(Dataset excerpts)
________________
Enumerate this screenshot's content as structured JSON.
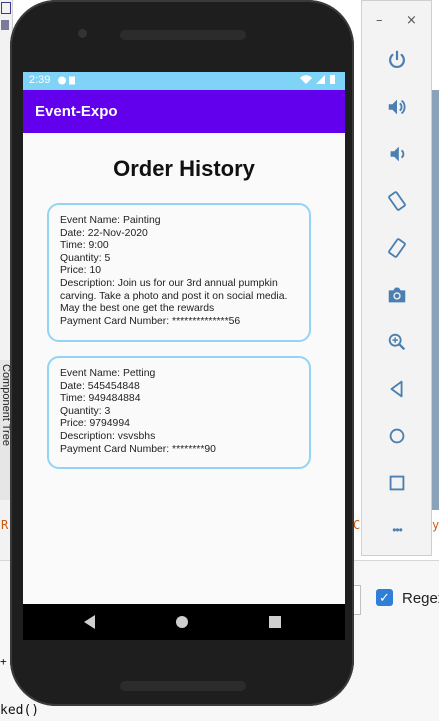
{
  "ide": {
    "component_tree_label": "Component Tree",
    "regex_label": "Regex",
    "code_fragment": "ked()",
    "code_fragment_top": "+",
    "red_letter_left": "R",
    "red_letter_right": "C",
    "orange_letter_right": "y"
  },
  "status_bar": {
    "time": "2:39"
  },
  "app_bar": {
    "title": "Event-Expo"
  },
  "page": {
    "title": "Order History"
  },
  "orders": [
    {
      "lines": [
        "Event Name: Painting",
        "Date: 22-Nov-2020",
        "Time: 9:00",
        "Quantity: 5",
        "Price: 10",
        "Description: Join us for our 3rd annual pumpkin",
        "carving. Take a photo and post it on social media.",
        "May the best one get the rewards",
        "Payment Card Number: **************56"
      ]
    },
    {
      "lines": [
        "Event Name: Petting",
        "Date: 545454848",
        "Time: 949484884",
        "Quantity: 3",
        "Price: 9794994",
        "Description: vsvsbhs",
        "Payment Card Number: ********90"
      ]
    }
  ],
  "emulator": {
    "minimize_glyph": "–",
    "close_glyph": "×",
    "more_glyph": "•••",
    "buttons": [
      "power-icon",
      "volume-up-icon",
      "volume-down-icon",
      "rotate-left-icon",
      "rotate-right-icon",
      "camera-icon",
      "zoom-icon",
      "back-icon",
      "home-icon",
      "overview-icon",
      "more-icon"
    ]
  },
  "colors": {
    "app_bar": "#6200ee",
    "status_bar": "#7fd3f7",
    "card_border": "#93d4f5",
    "emulator_icon": "#4a7fb0"
  }
}
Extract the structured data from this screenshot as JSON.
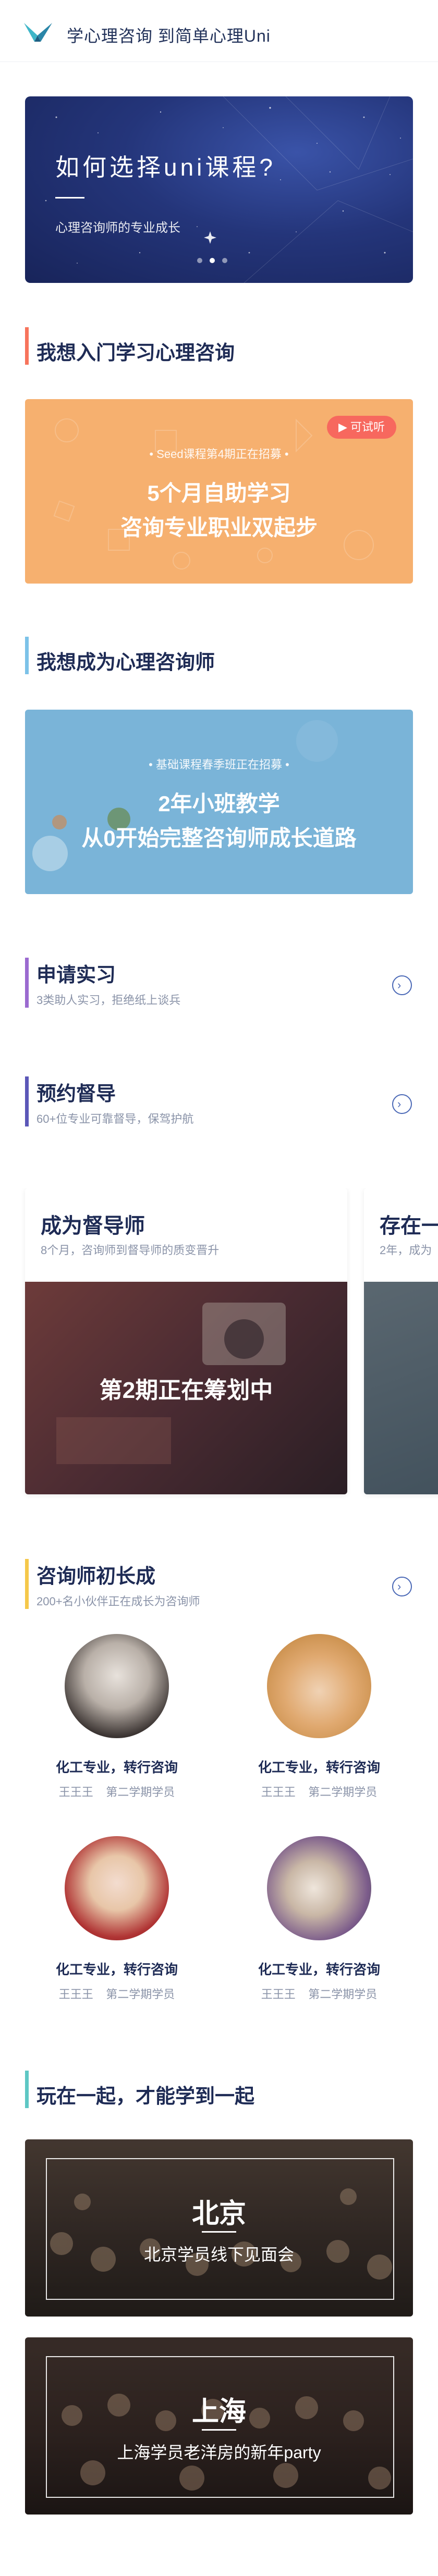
{
  "header": {
    "title": "学心理咨询 到简单心理Uni"
  },
  "hero": {
    "title": "如何选择uni课程?",
    "subtitle": "心理咨询师的专业成长",
    "slide_count": 3,
    "active_slide": 1
  },
  "sections": {
    "intro": {
      "title": "我想入门学习心理咨询",
      "bar_color": "#f7745c"
    },
    "become": {
      "title": "我想成为心理咨询师",
      "bar_color": "#7cc2e8"
    },
    "fun": {
      "title": "玩在一起，才能学到一起",
      "bar_color": "#5ec7c4"
    }
  },
  "course_orange": {
    "badge": "可试听",
    "top_line": "• Seed课程第4期正在招募 •",
    "main_line1": "5个月自助学习",
    "main_line2": "咨询专业职业双起步"
  },
  "course_blue": {
    "top_line": "• 基础课程春季班正在招募 •",
    "main_line1": "2年小班教学",
    "main_line2": "从0开始完整咨询师成长道路"
  },
  "rows": [
    {
      "title": "申请实习",
      "subtitle": "3类助人实习，拒绝纸上谈兵",
      "bar_color": "#9b6ad0"
    },
    {
      "title": "预约督导",
      "subtitle": "60+位专业可靠督导，保驾护航",
      "bar_color": "#5b57b8"
    }
  ],
  "supervisor_cards": [
    {
      "title": "成为督导师",
      "subtitle": "8个月，咨询师到督导师的质变晋升",
      "overlay": "第2期正在筹划中"
    },
    {
      "title": "存在一",
      "subtitle": "2年，成为"
    }
  ],
  "growth": {
    "title": "咨询师初长成",
    "subtitle": "200+名小伙伴正在成长为咨询师",
    "bar_color": "#f5c84a",
    "people": [
      {
        "headline": "化工专业，转行咨询",
        "name": "王王王",
        "cohort": "第二学期学员"
      },
      {
        "headline": "化工专业，转行咨询",
        "name": "王王王",
        "cohort": "第二学期学员"
      },
      {
        "headline": "化工专业，转行咨询",
        "name": "王王王",
        "cohort": "第二学期学员"
      },
      {
        "headline": "化工专业，转行咨询",
        "name": "王王王",
        "cohort": "第二学期学员"
      }
    ]
  },
  "photos": [
    {
      "city": "北京",
      "caption": "北京学员线下见面会"
    },
    {
      "city": "上海",
      "caption": "上海学员老洋房的新年party"
    }
  ],
  "icons": {
    "logo": "uni-logo-icon",
    "chevron": "chevron-right-circle-icon"
  }
}
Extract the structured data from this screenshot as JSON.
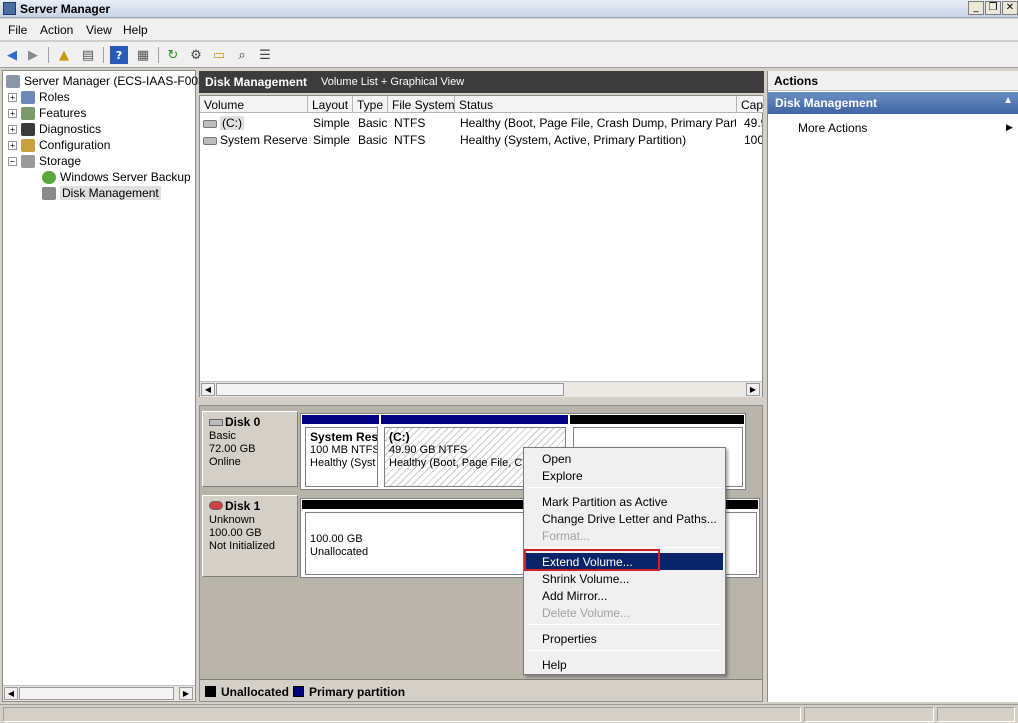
{
  "window": {
    "title": "Server Manager",
    "btn_min": "_",
    "btn_max": "❐",
    "btn_close": "✕"
  },
  "menu": [
    "File",
    "Action",
    "View",
    "Help"
  ],
  "tree": {
    "root": "Server Manager (ECS-IAAS-F00373",
    "items": [
      "Roles",
      "Features",
      "Diagnostics",
      "Configuration",
      "Storage"
    ],
    "storage_children": [
      "Windows Server Backup",
      "Disk Management"
    ]
  },
  "center": {
    "title": "Disk Management",
    "subtitle": "Volume List + Graphical View"
  },
  "volume_list": {
    "columns": [
      "Volume",
      "Layout",
      "Type",
      "File System",
      "Status",
      "Cap"
    ],
    "rows": [
      {
        "volume": "(C:)",
        "layout": "Simple",
        "type": "Basic",
        "fs": "NTFS",
        "status": "Healthy (Boot, Page File, Crash Dump, Primary Partition)",
        "cap": "49.9"
      },
      {
        "volume": "System Reserved",
        "layout": "Simple",
        "type": "Basic",
        "fs": "NTFS",
        "status": "Healthy (System, Active, Primary Partition)",
        "cap": "100"
      }
    ]
  },
  "disks": [
    {
      "name": "Disk 0",
      "type": "Basic",
      "size": "72.00 GB",
      "state": "Online",
      "partitions": [
        {
          "label": "System Res",
          "size": "100 MB NTFS",
          "status": "Healthy (Syst"
        },
        {
          "label": "(C:)",
          "size": "49.90 GB NTFS",
          "status": "Healthy (Boot, Page File, Cr"
        }
      ]
    },
    {
      "name": "Disk 1",
      "type": "Unknown",
      "size": "100.00 GB",
      "state": "Not Initialized",
      "partitions": [
        {
          "size": "100.00 GB",
          "status": "Unallocated"
        }
      ]
    }
  ],
  "legend": {
    "unallocated": "Unallocated",
    "primary": "Primary partition",
    "unallocated_color": "#000000",
    "primary_color": "#000080"
  },
  "actions": {
    "title": "Actions",
    "section": "Disk Management",
    "more": "More Actions"
  },
  "context_menu": {
    "open": "Open",
    "explore": "Explore",
    "mark_active": "Mark Partition as Active",
    "change_letter": "Change Drive Letter and Paths...",
    "format": "Format...",
    "extend": "Extend Volume...",
    "shrink": "Shrink Volume...",
    "add_mirror": "Add Mirror...",
    "delete": "Delete Volume...",
    "properties": "Properties",
    "help": "Help"
  }
}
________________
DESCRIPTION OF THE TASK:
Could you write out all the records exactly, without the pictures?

YOUR SOLUTION:
Enumerate this screenshot's content as structured JSON.
{
  "ide": {
    "component_tree_label": "Component Tree",
    "regex_label": "Regex",
    "code_fragment": "ked()",
    "code_fragment_top": "+",
    "red_letter_left": "R",
    "red_letter_right": "C",
    "orange_letter_right": "y"
  },
  "status_bar": {
    "time": "2:39"
  },
  "app_bar": {
    "title": "Event-Expo"
  },
  "page": {
    "title": "Order History"
  },
  "orders": [
    {
      "lines": [
        "Event Name: Painting",
        "Date: 22-Nov-2020",
        "Time: 9:00",
        "Quantity: 5",
        "Price: 10",
        "Description: Join us for our 3rd annual pumpkin",
        "carving. Take a photo and post it on social media.",
        "May the best one get the rewards",
        "Payment Card Number: **************56"
      ]
    },
    {
      "lines": [
        "Event Name: Petting",
        "Date: 545454848",
        "Time: 949484884",
        "Quantity: 3",
        "Price: 9794994",
        "Description: vsvsbhs",
        "Payment Card Number: ********90"
      ]
    }
  ],
  "emulator": {
    "minimize_glyph": "–",
    "close_glyph": "×",
    "more_glyph": "•••",
    "buttons": [
      "power-icon",
      "volume-up-icon",
      "volume-down-icon",
      "rotate-left-icon",
      "rotate-right-icon",
      "camera-icon",
      "zoom-icon",
      "back-icon",
      "home-icon",
      "overview-icon",
      "more-icon"
    ]
  },
  "colors": {
    "app_bar": "#6200ee",
    "status_bar": "#7fd3f7",
    "card_border": "#93d4f5",
    "emulator_icon": "#4a7fb0"
  }
}
Extract the structured data from this screenshot as JSON.
{
  "header": {
    "title": "学心理咨询 到简单心理Uni"
  },
  "hero": {
    "title": "如何选择uni课程?",
    "subtitle": "心理咨询师的专业成长",
    "slide_count": 3,
    "active_slide": 1
  },
  "sections": {
    "intro": {
      "title": "我想入门学习心理咨询",
      "bar_color": "#f7745c"
    },
    "become": {
      "title": "我想成为心理咨询师",
      "bar_color": "#7cc2e8"
    },
    "fun": {
      "title": "玩在一起，才能学到一起",
      "bar_color": "#5ec7c4"
    }
  },
  "course_orange": {
    "badge": "可试听",
    "top_line": "• Seed课程第4期正在招募 •",
    "main_line1": "5个月自助学习",
    "main_line2": "咨询专业职业双起步"
  },
  "course_blue": {
    "top_line": "• 基础课程春季班正在招募 •",
    "main_line1": "2年小班教学",
    "main_line2": "从0开始完整咨询师成长道路"
  },
  "rows": [
    {
      "title": "申请实习",
      "subtitle": "3类助人实习，拒绝纸上谈兵",
      "bar_color": "#9b6ad0"
    },
    {
      "title": "预约督导",
      "subtitle": "60+位专业可靠督导，保驾护航",
      "bar_color": "#5b57b8"
    }
  ],
  "supervisor_cards": [
    {
      "title": "成为督导师",
      "subtitle": "8个月，咨询师到督导师的质变晋升",
      "overlay": "第2期正在筹划中"
    },
    {
      "title": "存在一",
      "subtitle": "2年，成为"
    }
  ],
  "growth": {
    "title": "咨询师初长成",
    "subtitle": "200+名小伙伴正在成长为咨询师",
    "bar_color": "#f5c84a",
    "people": [
      {
        "headline": "化工专业，转行咨询",
        "name": "王王王",
        "cohort": "第二学期学员"
      },
      {
        "headline": "化工专业，转行咨询",
        "name": "王王王",
        "cohort": "第二学期学员"
      },
      {
        "headline": "化工专业，转行咨询",
        "name": "王王王",
        "cohort": "第二学期学员"
      },
      {
        "headline": "化工专业，转行咨询",
        "name": "王王王",
        "cohort": "第二学期学员"
      }
    ]
  },
  "photos": [
    {
      "city": "北京",
      "caption": "北京学员线下见面会"
    },
    {
      "city": "上海",
      "caption": "上海学员老洋房的新年party"
    }
  ],
  "icons": {
    "logo": "uni-logo-icon",
    "chevron": "chevron-right-circle-icon"
  }
}
Extract the structured data from this screenshot as JSON.
{
  "window": {
    "title": "Server Manager",
    "btn_min": "_",
    "btn_max": "❐",
    "btn_close": "✕"
  },
  "menu": [
    "File",
    "Action",
    "View",
    "Help"
  ],
  "tree": {
    "root": "Server Manager (ECS-IAAS-F00373",
    "items": [
      "Roles",
      "Features",
      "Diagnostics",
      "Configuration",
      "Storage"
    ],
    "storage_children": [
      "Windows Server Backup",
      "Disk Management"
    ]
  },
  "center": {
    "title": "Disk Management",
    "subtitle": "Volume List + Graphical View"
  },
  "volume_list": {
    "columns": [
      "Volume",
      "Layout",
      "Type",
      "File System",
      "Status",
      "Cap"
    ],
    "rows": [
      {
        "volume": "(C:)",
        "layout": "Simple",
        "type": "Basic",
        "fs": "NTFS",
        "status": "Healthy (Boot, Page File, Crash Dump, Primary Partition)",
        "cap": "49.9"
      },
      {
        "volume": "System Reserved",
        "layout": "Simple",
        "type": "Basic",
        "fs": "NTFS",
        "status": "Healthy (System, Active, Primary Partition)",
        "cap": "100"
      }
    ]
  },
  "disks": [
    {
      "name": "Disk 0",
      "type": "Basic",
      "size": "72.00 GB",
      "state": "Online",
      "partitions": [
        {
          "label": "System Res",
          "size": "100 MB NTFS",
          "status": "Healthy (Syst"
        },
        {
          "label": "(C:)",
          "size": "49.90 GB NTFS",
          "status": "Healthy (Boot, Page File, Cr"
        }
      ]
    },
    {
      "name": "Disk 1",
      "type": "Unknown",
      "size": "100.00 GB",
      "state": "Not Initialized",
      "partitions": [
        {
          "size": "100.00 GB",
          "status": "Unallocated"
        }
      ]
    }
  ],
  "legend": {
    "unallocated": "Unallocated",
    "primary": "Primary partition",
    "unallocated_color": "#000000",
    "primary_color": "#000080"
  },
  "actions": {
    "title": "Actions",
    "section": "Disk Management",
    "more": "More Actions"
  },
  "context_menu": {
    "open": "Open",
    "explore": "Explore",
    "mark_active": "Mark Partition as Active",
    "change_letter": "Change Drive Letter and Paths...",
    "format": "Format...",
    "extend": "Extend Volume...",
    "shrink": "Shrink Volume...",
    "add_mirror": "Add Mirror...",
    "delete": "Delete Volume...",
    "properties": "Properties",
    "help": "Help"
  }
}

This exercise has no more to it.